1. JAMA. 2017 Nov 28;318(20):1985-1993. doi: 10.1001/jama.2017.17077.

Effect of Oral Capsule- vs Colonoscopy-Delivered Fecal Microbiota Transplantation
on Recurrent Clostridium difficile Infection: A Randomized Clinical Trial.

Kao D(1), Roach B(1), Silva M(2), Beck P(3), Rioux K(4), Kaplan GG(3), Chang
HJ(5), Coward S(6), Goodman KJ(1), Xu H(7), Madsen K(1), Mason A(1), Wong
GK(8)(9)(10), Jovel J(8), Patterson J(8), Louie T(2).

Author information: 
(1)Division of Gastroenterology, Department of Medicine, University of Alberta,
Edmonton, Alberta, Canada.
(2)Division of Infectious Diseases, Department of Medicine, University of
Calgary, Calgary, Alberta, Canada.
(3)Division of Gastroenterology, Department of Medicine, University of Calgary,
Calgary, Alberta, Canada.
(4)Division of Gastroenterology, Department of Medicine, University of Victoria, 
Victoria, British Columbia, Canada.
(5)University of Alberta, Edmonton, Alberta, Canada.
(6)Department of Community Health Sciences, University of Calgary, Calgary,
Alberta, Canada.
(7)Department of Biostatistics, Indiana University, Indianapolis.
(8)Department of Medicine, University of Alberta, Edmonton, Alberta, Canada.
(9)Department of Biological Sciences, University of Alberta, Edmonton, Alberta,
Canada.
(10)BGI-Shenzhen, Shenzhen, China.

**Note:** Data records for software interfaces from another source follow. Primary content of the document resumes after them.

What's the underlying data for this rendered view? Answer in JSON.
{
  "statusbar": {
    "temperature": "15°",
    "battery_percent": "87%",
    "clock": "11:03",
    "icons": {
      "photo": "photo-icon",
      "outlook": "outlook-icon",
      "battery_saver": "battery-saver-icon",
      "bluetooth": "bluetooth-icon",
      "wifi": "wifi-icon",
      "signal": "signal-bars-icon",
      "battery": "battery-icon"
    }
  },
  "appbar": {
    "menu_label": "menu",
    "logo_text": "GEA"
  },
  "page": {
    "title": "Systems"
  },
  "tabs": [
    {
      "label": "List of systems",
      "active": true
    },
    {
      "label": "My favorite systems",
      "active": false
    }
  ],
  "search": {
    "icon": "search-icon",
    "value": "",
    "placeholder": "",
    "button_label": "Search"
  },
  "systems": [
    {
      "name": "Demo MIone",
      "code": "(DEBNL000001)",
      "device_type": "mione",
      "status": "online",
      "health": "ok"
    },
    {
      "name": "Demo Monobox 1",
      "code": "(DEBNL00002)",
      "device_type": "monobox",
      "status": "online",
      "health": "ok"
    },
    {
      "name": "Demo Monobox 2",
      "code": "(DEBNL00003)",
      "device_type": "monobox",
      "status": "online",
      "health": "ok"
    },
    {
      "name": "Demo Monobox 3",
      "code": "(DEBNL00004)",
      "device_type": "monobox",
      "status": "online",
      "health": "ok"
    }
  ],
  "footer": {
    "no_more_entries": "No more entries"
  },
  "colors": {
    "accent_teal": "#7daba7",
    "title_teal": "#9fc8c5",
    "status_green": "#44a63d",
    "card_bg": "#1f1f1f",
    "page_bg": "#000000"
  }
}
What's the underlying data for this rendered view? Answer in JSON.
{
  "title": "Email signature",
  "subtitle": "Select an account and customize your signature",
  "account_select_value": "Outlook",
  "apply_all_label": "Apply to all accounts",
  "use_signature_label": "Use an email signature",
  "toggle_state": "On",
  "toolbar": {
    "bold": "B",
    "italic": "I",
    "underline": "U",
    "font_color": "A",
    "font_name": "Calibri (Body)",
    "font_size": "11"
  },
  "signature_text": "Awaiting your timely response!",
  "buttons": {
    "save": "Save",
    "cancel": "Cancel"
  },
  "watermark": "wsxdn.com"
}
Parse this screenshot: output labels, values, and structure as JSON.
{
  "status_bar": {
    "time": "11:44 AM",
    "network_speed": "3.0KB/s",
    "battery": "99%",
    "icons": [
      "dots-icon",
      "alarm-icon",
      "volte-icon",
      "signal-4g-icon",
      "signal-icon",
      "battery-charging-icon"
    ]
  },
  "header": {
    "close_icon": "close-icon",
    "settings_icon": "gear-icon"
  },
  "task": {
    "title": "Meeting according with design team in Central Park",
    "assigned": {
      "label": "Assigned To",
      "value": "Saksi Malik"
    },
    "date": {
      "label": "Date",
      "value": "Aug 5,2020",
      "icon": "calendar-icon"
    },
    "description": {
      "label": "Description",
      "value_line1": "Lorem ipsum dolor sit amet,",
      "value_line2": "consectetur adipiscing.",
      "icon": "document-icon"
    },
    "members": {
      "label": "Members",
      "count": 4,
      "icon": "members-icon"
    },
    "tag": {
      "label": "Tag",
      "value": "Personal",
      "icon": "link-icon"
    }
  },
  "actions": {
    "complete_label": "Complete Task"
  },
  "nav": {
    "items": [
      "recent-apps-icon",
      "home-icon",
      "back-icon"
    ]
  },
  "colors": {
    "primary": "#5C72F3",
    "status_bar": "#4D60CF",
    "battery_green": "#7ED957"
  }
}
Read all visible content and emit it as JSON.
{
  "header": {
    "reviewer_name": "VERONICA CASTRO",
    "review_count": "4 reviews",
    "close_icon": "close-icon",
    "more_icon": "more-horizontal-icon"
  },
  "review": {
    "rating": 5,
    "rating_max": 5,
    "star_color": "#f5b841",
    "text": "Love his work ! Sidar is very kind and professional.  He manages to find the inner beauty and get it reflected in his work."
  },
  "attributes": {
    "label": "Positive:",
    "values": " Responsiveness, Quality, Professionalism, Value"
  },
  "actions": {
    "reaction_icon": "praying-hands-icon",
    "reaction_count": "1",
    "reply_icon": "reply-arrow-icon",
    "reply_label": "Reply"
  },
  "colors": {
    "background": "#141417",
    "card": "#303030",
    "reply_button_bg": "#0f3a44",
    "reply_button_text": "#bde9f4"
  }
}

Comment in
    JAMA. 2017 Nov 28;318(20):1979-1980.
    J Thorac Dis. 2018 Apr;10(Suppl 9):S1081-S1083.

Importance: Fecal microbiota transplantation (FMT) is effective in preventing
recurrent Clostridium difficile infection (RCDI). However, it is not known
whether clinical efficacy differs by route of delivery.
Objective: To determine whether FMT by oral capsule is noninferior to colonoscopy
delivery in efficacy.
Design, Setting, and Participants: Noninferiority, unblinded, randomized trial
conducted in 3 academic centers in Alberta, Canada. A total of 116 adult patients
with RCDI were enrolled between October 2014 and September 2016, with follow-up
to December 2016. The noninferiority margin was 15%.
Interventions: Participants were randomly assigned to FMT by capsule or by
colonoscopy at a 1:1 ratio.
Main Outcomes and Measures: The primary outcome was the proportion of patients
without RCDI 12 weeks after FMT. Secondary outcomes included (1) serious and
minor adverse events, (2) changes in quality of life by the 36-Item Short Form
Survey on a scale of 0 (worst possible quality of life) to 100 (best quality of
life), and (3) patient perception on a scale of 1 (not at all unpleasant) to 10
(extremely unpleasant) and satisfaction on a scale of 1 (best) to 10 (worst).
Results: Among 116 patients randomized (mean [SD] age, 58 [19] years; 79 women
[68%]), 105 (91%) completed the trial, with 57 patients randomized to the capsule
group and 59 to the colonoscopy group. In per-protocol analysis, prevention of
RCDI after a single treatment was achieved in 96.2% in both the capsule group
(51/53) and the colonoscopy group (50/52) (difference, 0%; 1-sided 95% CI, -6.1% 
to infinity; Pā€‰<ā€‰.001), meeting the criterion for noninferiority. One patient in 
each group died of underlying cardiopulmonary illness unrelated to FMT. Rates of 
minor adverse events were 5.4% for the capsule group vs 12.5% for the colonoscopy
group. There was no significant between-group difference in improvement in
quality of life. A significantly greater proportion of participants receiving
capsules rated their experience as "not at all unpleasant" (66% vs 44%;
difference, 22% [95% CI, 3%-40%]; Pā€‰=ā€‰.01).
Conclusions and Relevance: Among adults with RCDI, FMT via oral capsules was not 
inferior to delivery by colonoscopy for preventing recurrent infection over 12
weeks. Treatment with oral capsules may be an effective approach to treating
RCDI.
Trial Registration: clinicaltrials.gov Identifier: NCT02254811.

DOI: 10.1001/jama.2017.17077 
PMCID: PMC5820695
PMID: 29183074  [Indexed for MEDLINE]